- Telia Company, Ericsson and the Royal Institute of Technology (KTH) in Stockholm published the joint study “The electricity consumption and operational carbon emissions of ICT network operators 2010-2015”. A key finding in the report is a clear decoupling of energy consumption from increasing data volumes.
- The Exponential Climate Action Roadmap was released September 13at the Global Climate Action Summit in San Francisco. Telia Company was co-author and research partner, together with, among others, Ericsson and WWF.
Freedom of expression and surveillance privacy
- Telia Company’s Transparency Report covering 2017 was published alongside the 2017 Annual & Sustainability Report.
- A self-assessment on Telia Company’s implementation of the Global Network Initiative (GNI) Principles on Freedom of Expression and Privacy was carried out. It will serve as the basis for a forthcoming external assessment covering both governance and cases whose results will be presented to the GNI Board.
Health and well-being
- A new “Health and well-being index” was created for the Purple Voice employee engagement survey. The index will create a better understanding of the wide range of factors that impact employee health, well-being and engagement.
- A revised Supplier Code of Conduct was approved.

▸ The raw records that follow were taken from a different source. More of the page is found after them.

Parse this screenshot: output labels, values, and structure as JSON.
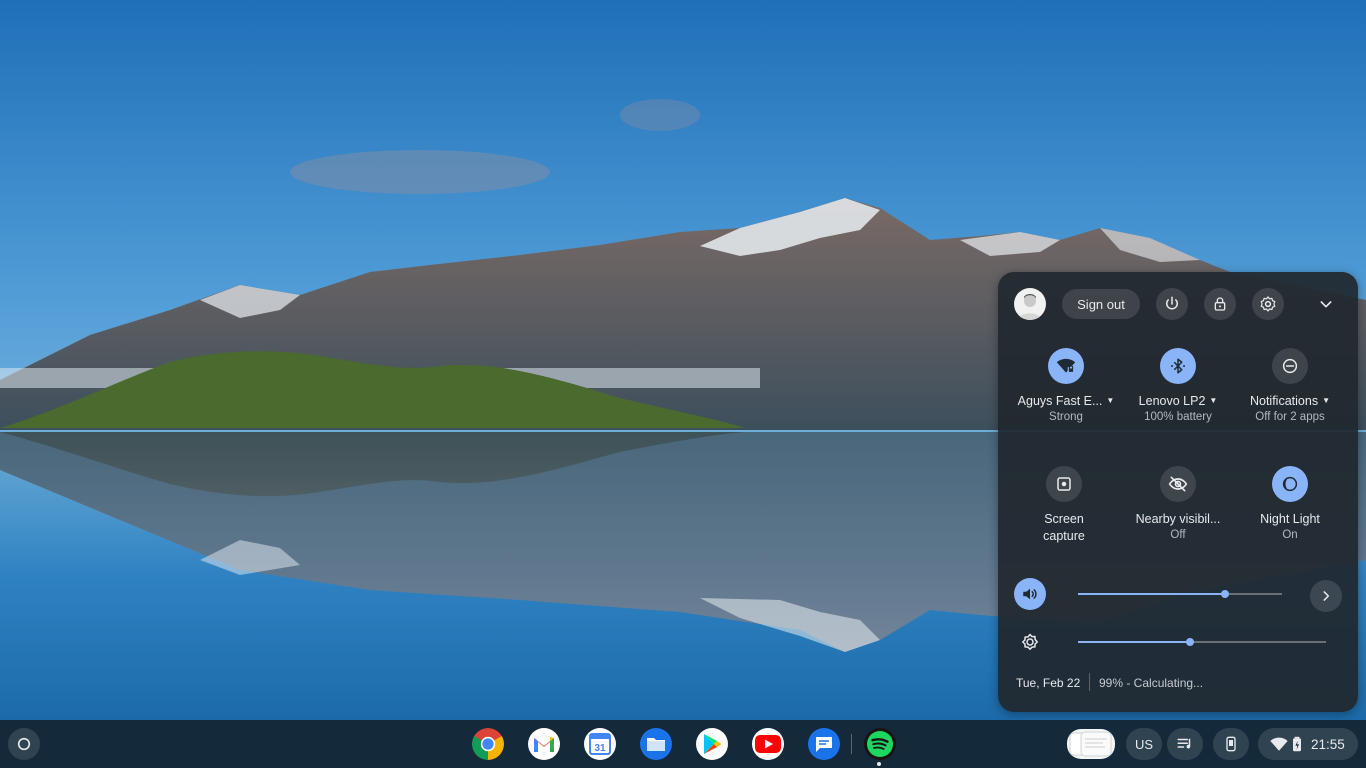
{
  "quick_settings": {
    "sign_out_label": "Sign out",
    "header_icons": [
      "power-icon",
      "lock-icon",
      "settings-icon",
      "chevron-down-icon"
    ],
    "tiles": [
      {
        "label": "Aguys Fast E...",
        "sublabel": "Strong",
        "icon": "wifi-locked-icon",
        "active": true,
        "has_menu": true
      },
      {
        "label": "Lenovo LP2",
        "sublabel": "100% battery",
        "icon": "bluetooth-connected-icon",
        "active": true,
        "has_menu": true
      },
      {
        "label": "Notifications",
        "sublabel": "Off for 2 apps",
        "icon": "do-not-disturb-icon",
        "active": false,
        "has_menu": true
      },
      {
        "label": "Screen\ncapture",
        "sublabel": "",
        "icon": "screen-capture-icon",
        "active": false,
        "has_menu": false
      },
      {
        "label": "Nearby visibil...",
        "sublabel": "Off",
        "icon": "nearby-visibility-off-icon",
        "active": false,
        "has_menu": false
      },
      {
        "label": "Night Light",
        "sublabel": "On",
        "icon": "night-light-icon",
        "active": true,
        "has_menu": false
      }
    ],
    "volume_level": 0.72,
    "brightness_level": 0.45,
    "date": "Tue, Feb 22",
    "battery_status": "99% - Calculating..."
  },
  "shelf": {
    "apps": [
      "chrome-icon",
      "gmail-icon",
      "calendar-icon",
      "files-icon",
      "play-store-icon",
      "youtube-icon",
      "messages-icon",
      "spotify-icon"
    ],
    "calendar_day": "31",
    "keyboard_layout": "US",
    "time": "21:55"
  },
  "colors": {
    "accent": "#8ab4f8",
    "panel_bg": "#20282e",
    "shelf_bg": "#12222e"
  }
}
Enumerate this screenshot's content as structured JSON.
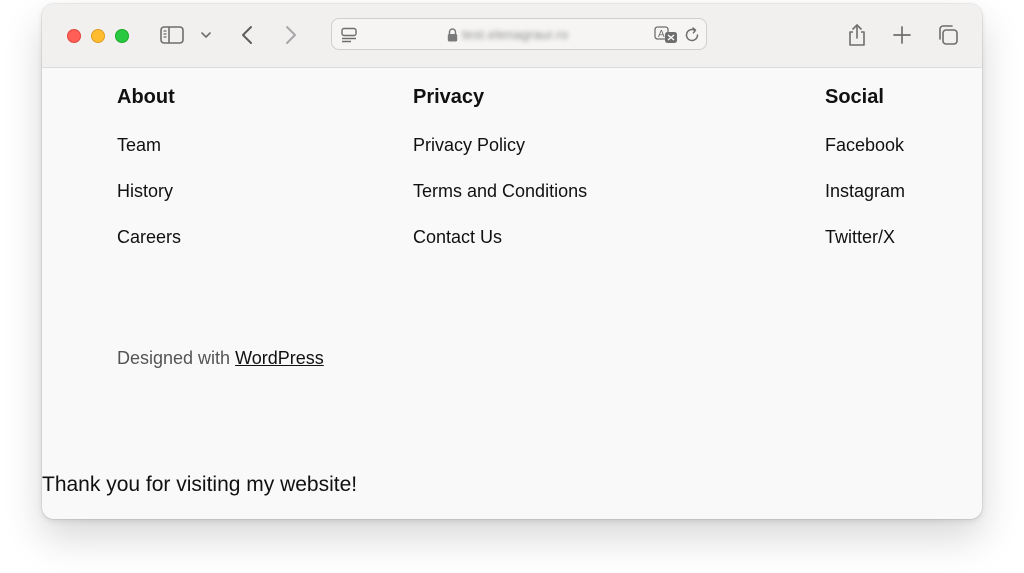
{
  "browser": {
    "url": "test.elenagraur.ro",
    "translate_badge": "A",
    "icons": [
      "sidebar-icon",
      "chevron-down-icon",
      "back-icon",
      "forward-icon",
      "reader-icon",
      "lock-icon",
      "translate-icon",
      "reload-icon",
      "share-icon",
      "new-tab-icon",
      "tabs-overview-icon"
    ]
  },
  "footer": {
    "about": {
      "heading": "About",
      "links": [
        "Team",
        "History",
        "Careers"
      ]
    },
    "privacy": {
      "heading": "Privacy",
      "links": [
        "Privacy Policy",
        "Terms and Conditions",
        "Contact Us"
      ]
    },
    "social": {
      "heading": "Social",
      "links": [
        "Facebook",
        "Instagram",
        "Twitter/X"
      ]
    },
    "credit_prefix": "Designed with ",
    "credit_link": "WordPress",
    "thanks": "Thank you for visiting my website!"
  },
  "colors": {
    "red": "#ff5f57",
    "yellow": "#febc2e",
    "green": "#28c840",
    "page_bg": "#f9f9f9",
    "toolbar_bg": "#f1f0ef"
  }
}
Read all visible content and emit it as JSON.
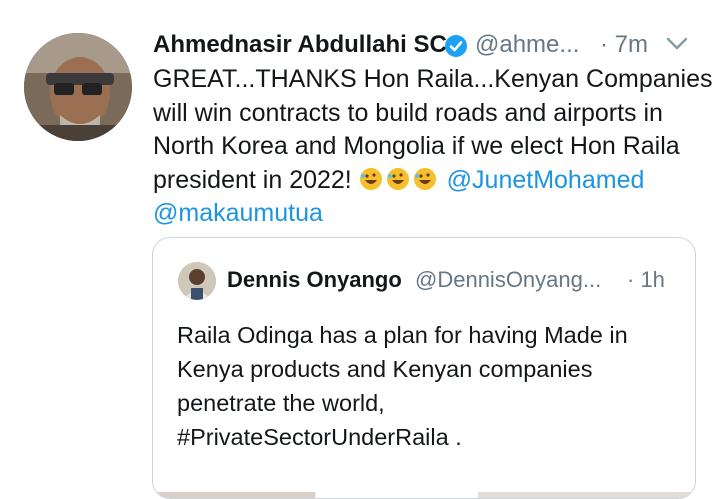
{
  "tweet": {
    "author_name": "Ahmednasir Abdullahi SC",
    "handle": "@ahme...",
    "time": "· 7m",
    "text_lines": [
      "GREAT...THANKS Hon Raila...Kenyan Companies",
      "will win contracts to build roads and airports in",
      "North Korea and Mongolia if we elect Hon Raila",
      "president in 2022!"
    ],
    "emojis": [
      "🤣",
      "🤣",
      "🤣"
    ],
    "mentions": [
      "@JunetMohamed",
      "@makaumutua"
    ],
    "icons": {
      "verified": "verified-badge-icon",
      "menu": "chevron-down-icon"
    }
  },
  "quoted": {
    "author_name": "Dennis Onyango",
    "handle": "@DennisOnyang...",
    "time": "· 1h",
    "text_lines": [
      "Raila Odinga has a plan for having Made in",
      "Kenya products and Kenyan companies",
      "penetrate the world,",
      "#PrivateSectorUnderRaila ."
    ]
  },
  "colors": {
    "link": "#1b95e0",
    "secondary_text": "#657786",
    "border": "#ccd6dd",
    "verified": "#1da1f2"
  }
}
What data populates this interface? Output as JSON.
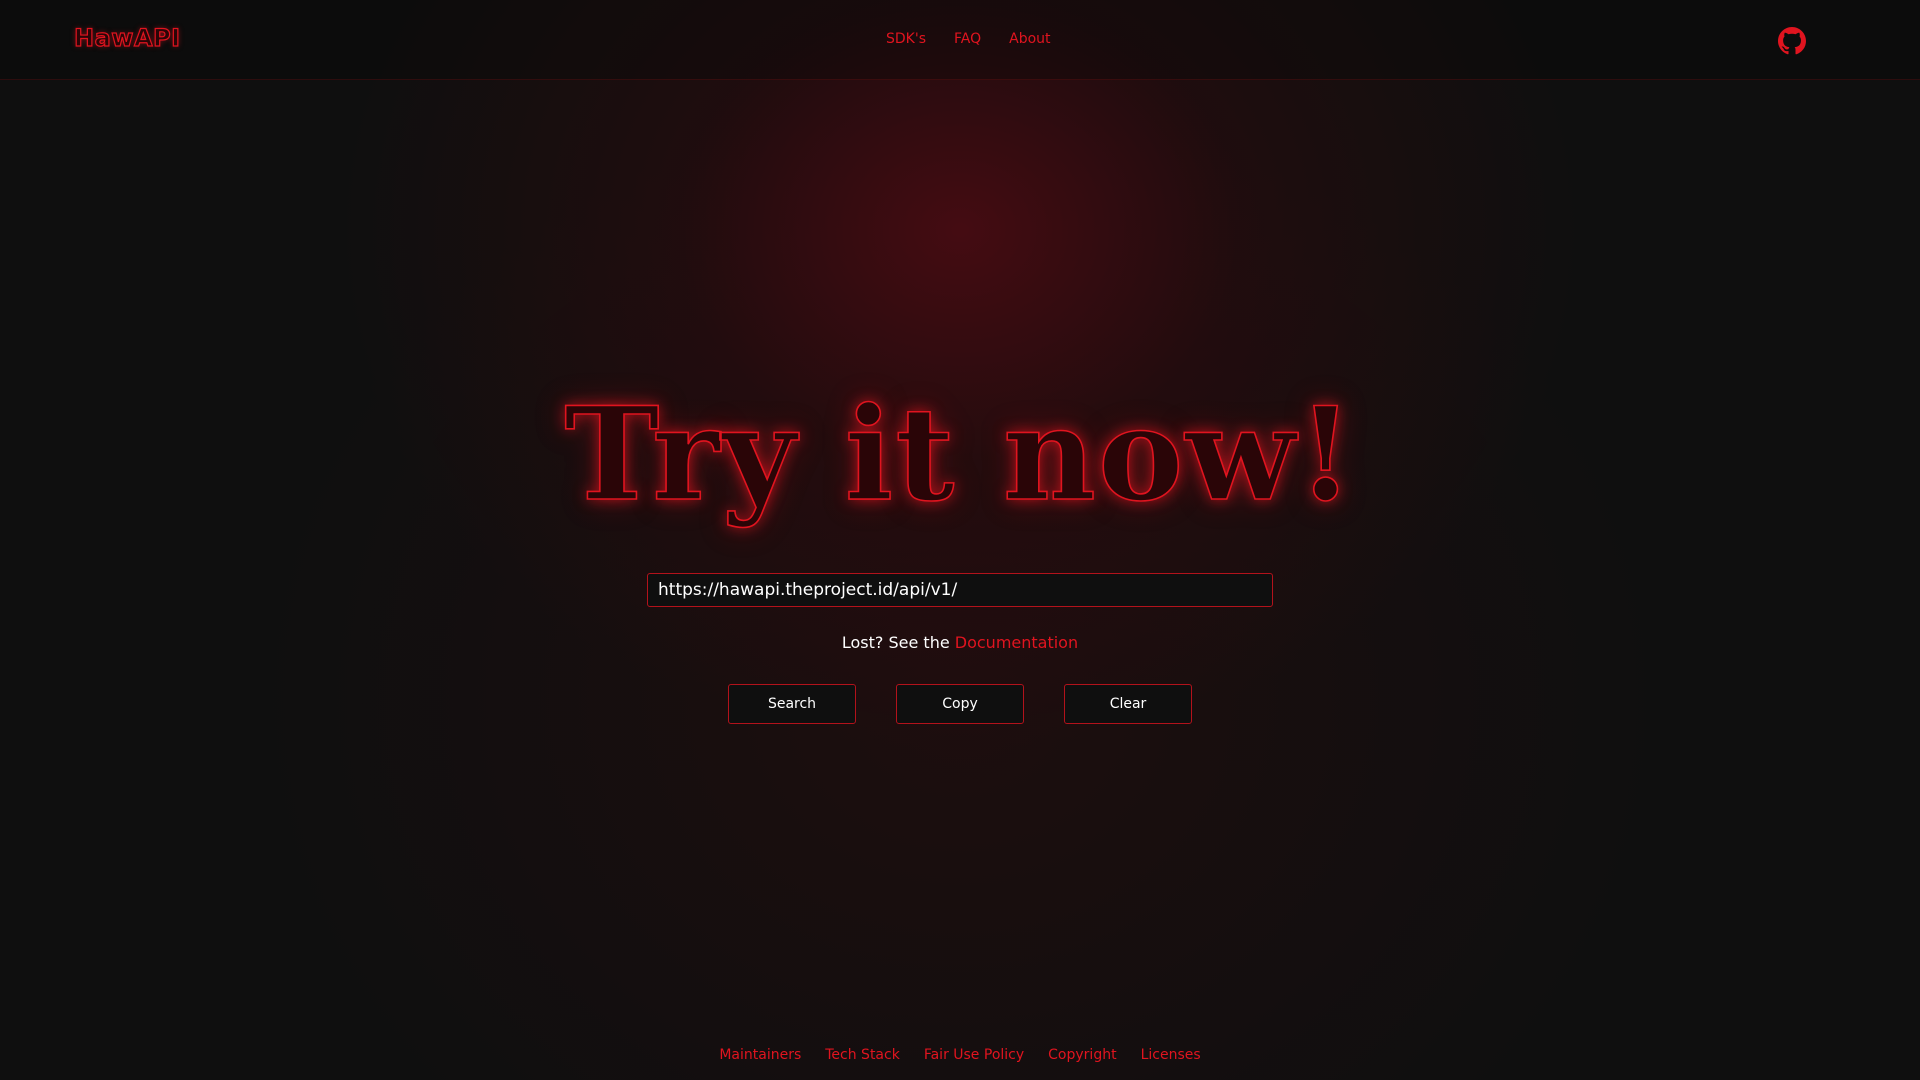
{
  "header": {
    "logo": "HawAPI",
    "nav": [
      {
        "label": "SDK's"
      },
      {
        "label": "FAQ"
      },
      {
        "label": "About"
      }
    ],
    "github_icon": "github-icon"
  },
  "hero": {
    "title": "Try it now!",
    "url_value": "https://hawapi.theproject.id/api/v1/",
    "hint_prefix": "Lost? See the ",
    "hint_link": "Documentation"
  },
  "buttons": {
    "search": "Search",
    "copy": "Copy",
    "clear": "Clear"
  },
  "footer": {
    "links": [
      {
        "label": "Maintainers"
      },
      {
        "label": "Tech Stack"
      },
      {
        "label": "Fair Use Policy"
      },
      {
        "label": "Copyright"
      },
      {
        "label": "Licenses"
      }
    ]
  },
  "colors": {
    "accent": "#e0141f",
    "background": "#0f0f0f",
    "border": "#b3121b"
  }
}
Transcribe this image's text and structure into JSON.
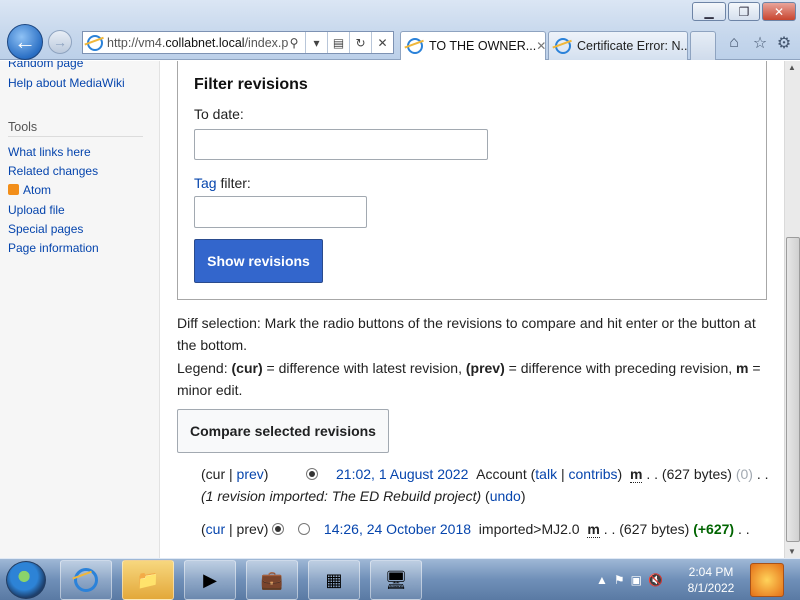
{
  "browser": {
    "address_prefix": "http://vm4.",
    "address_host": "collabnet.local",
    "address_suffix": "/index.p",
    "tabs": [
      {
        "title": "TO THE OWNER...",
        "active": true
      },
      {
        "title": "Certificate Error: N...",
        "active": false
      }
    ],
    "window_buttons": {
      "minimize": "▁",
      "maximize": "❐",
      "close": "✕"
    }
  },
  "sidebar": {
    "items_top": [
      "Random page",
      "Help about MediaWiki"
    ],
    "tools_heading": "Tools",
    "tools": [
      "What links here",
      "Related changes",
      "Atom",
      "Upload file",
      "Special pages",
      "Page information"
    ]
  },
  "filter": {
    "title": "Filter revisions",
    "to_date_label": "To date:",
    "tag_link": "Tag",
    "tag_rest": " filter:",
    "show_button": "Show revisions"
  },
  "diff_help": {
    "selection": "Diff selection: Mark the radio buttons of the revisions to compare and hit enter or the button at the bottom.",
    "legend_prefix": "Legend: ",
    "cur_label": "(cur)",
    "cur_desc": " = difference with latest revision, ",
    "prev_label": "(prev)",
    "prev_desc": " = difference with preceding revision, ",
    "m_label": "m",
    "m_desc": " = minor edit."
  },
  "compare_button": "Compare selected revisions",
  "revisions": [
    {
      "cur": "cur",
      "prev": "prev",
      "date": "21:02, 1 August 2022",
      "user": "Account",
      "talk": "talk",
      "contribs": "contribs",
      "minor": "m",
      "size": "(627 bytes)",
      "change": "(0)",
      "comment": "(1 revision imported: The ED Rebuild project)",
      "undo": "undo"
    },
    {
      "cur": "cur",
      "prev": "prev",
      "date": "14:26, 24 October 2018",
      "user": "imported>MJ2.0",
      "minor": "m",
      "size": "(627 bytes)",
      "change": "(+627)"
    }
  ],
  "taskbar": {
    "clock_time": "2:04 PM",
    "clock_date": "8/1/2022"
  }
}
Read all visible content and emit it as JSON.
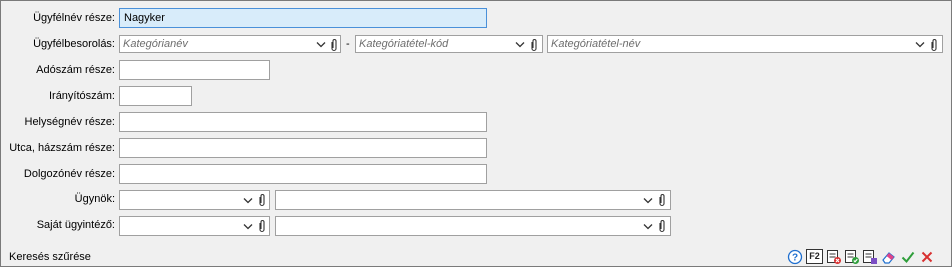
{
  "form": {
    "customer_name_part": {
      "label": "Ügyfélnév része:",
      "value": "Nagyker"
    },
    "classification": {
      "label": "Ügyfélbesorolás:",
      "category_name_placeholder": "Kategórianév",
      "separator": "-",
      "item_code_placeholder": "Kategóriatétel-kód",
      "item_name_placeholder": "Kategóriatétel-név"
    },
    "tax_number_part": {
      "label": "Adószám része:",
      "value": ""
    },
    "postal_code": {
      "label": "Irányítószám:",
      "value": ""
    },
    "city_part": {
      "label": "Helységnév része:",
      "value": ""
    },
    "street_part": {
      "label": "Utca, házszám része:",
      "value": ""
    },
    "employee_part": {
      "label": "Dolgozónév része:",
      "value": ""
    },
    "agents": {
      "label": "Ügynök:",
      "code_value": "",
      "name_value": ""
    },
    "own_handler": {
      "label": "Saját ügyintéző:",
      "code_value": "",
      "name_value": ""
    }
  },
  "footer": {
    "title": "Keresés szűrése",
    "icons": [
      "help-icon",
      "f2-icon",
      "clear-filter-icon",
      "save-filter-icon",
      "load-filter-icon",
      "eraser-icon",
      "ok-check-icon",
      "cancel-x-icon"
    ],
    "f2_label": "F2",
    "colors": {
      "ok": "#2e9e3a",
      "cancel": "#d83030",
      "help": "#1f6fcf"
    }
  }
}
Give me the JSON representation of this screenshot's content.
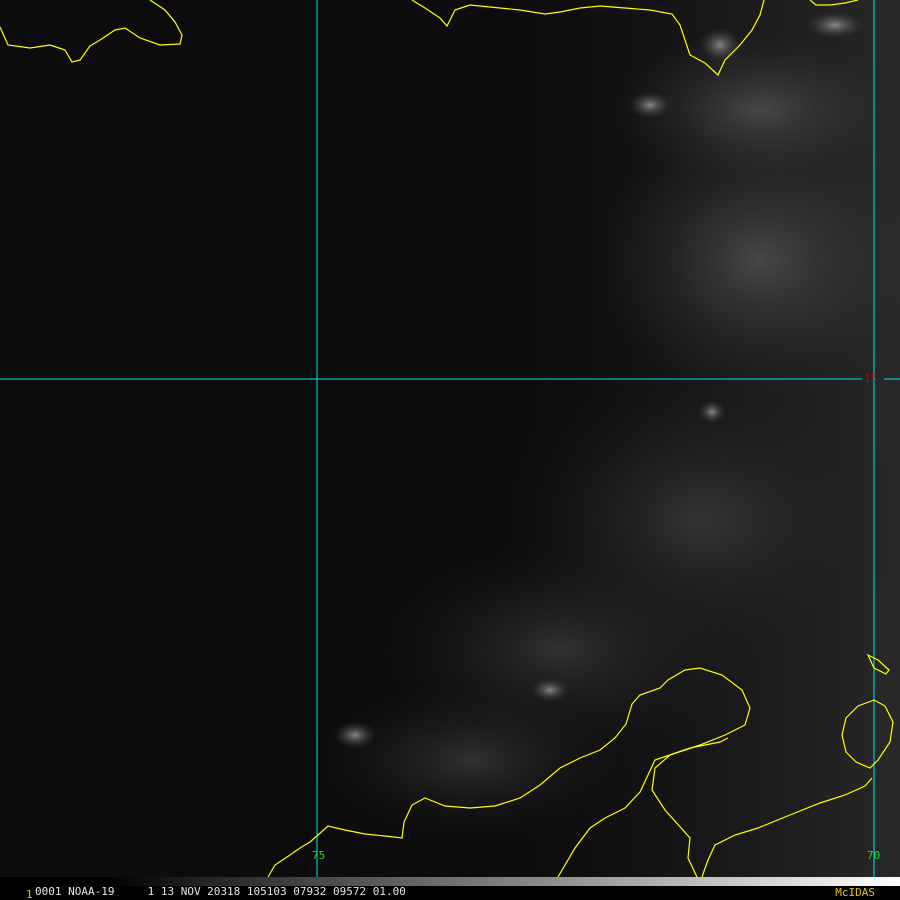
{
  "map": {
    "latitude_label": "15",
    "longitude_labels": [
      "75",
      "70"
    ]
  },
  "footer": {
    "frame_number": "1",
    "info_text": "0001 NOAA-19     1 13 NOV 20318 105103 07932 09572 01.00",
    "brand": "McIDAS"
  },
  "colors": {
    "coastline": "#ffff00",
    "gridline": "#00e5e5",
    "latitude_label": "#c40000",
    "longitude_label": "#2fd02f",
    "footer_brand": "#e0c020"
  }
}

Changes from previous version include more stringent requirements on areas such as responsible sourcing of minerals and human rights due diligence.
- The group-wide roll-out of the common supplier due diligence process was completed.
Law enforcement disclosure report update
The table below lays out the number of government requests received in the first six months of 2018. For more information about the scope, challenges and limitations of the report as well as definitions of the categories, see the latest full law enforcement disclosure report.
|Moldova||No statistics available||3,897||1,763||73|
* Direct access is not included in the statistics.
* 1 In Estonia, a direct access system is used. This figure has been provided by the Estonian authorities.
* 2 Includes all requests for Subscription data. For other countries the corresponding figure covers only requests that are handled by authorized personnel, and automated requests that refer to criminal cases.
* 3 Includes all requests to which we were not able to answer, most often because the requested information was about a customer of another operator.
Case: Helsinki Data Center – enabling sustainable digitalization
Helsinki Data Center (HDC), the largest open data center in the Nordics, was inaugurated in June. The data center has a massive maximum capacity of 24 MW and serves both Finnish and international companies and organizations.
“The data volumes are growing at a huge rate, which means that we have to build new kinds of secure data factories. The Helsinki Data Center is designed specifically for this purpose. In addition, the building is strongly linked to Telia's international network, through which almost 40 percent of the internet traffic of the whole world is carried each day,” says Stein-Erik Vellan, CEO of Telia Finland.
The philosophy behind the data center is fully in line with Telia Finland’s sustainability strategy – to provide environmentally friendly and secure network services.
To reduce environmental impact, HDC is highly energy efficient and runs on 100% renewable electricity. In addition, waste heat that is generated is reused in the local district heating network, supplying as much as 20,000 homes at full capacity. HDC operations are certified according to ISO 14001 environmental management and LEED Data Center v4 for energy efficiency.
Trust and safe handling of data is key. To this end, HDC is certified according to ISO 22301 business continuity management and ISO 27001 information security management.
"Our data center runs vital IT systems of companies and society, which must work in all circumstances. The two key supporting pillars of the data center are information security and safeguarding the continuity of customers’ business operations, so it's great that on both counts our solution has been certified according to very strict standards," says Helsinki Data Center Director Pasi Sutinen.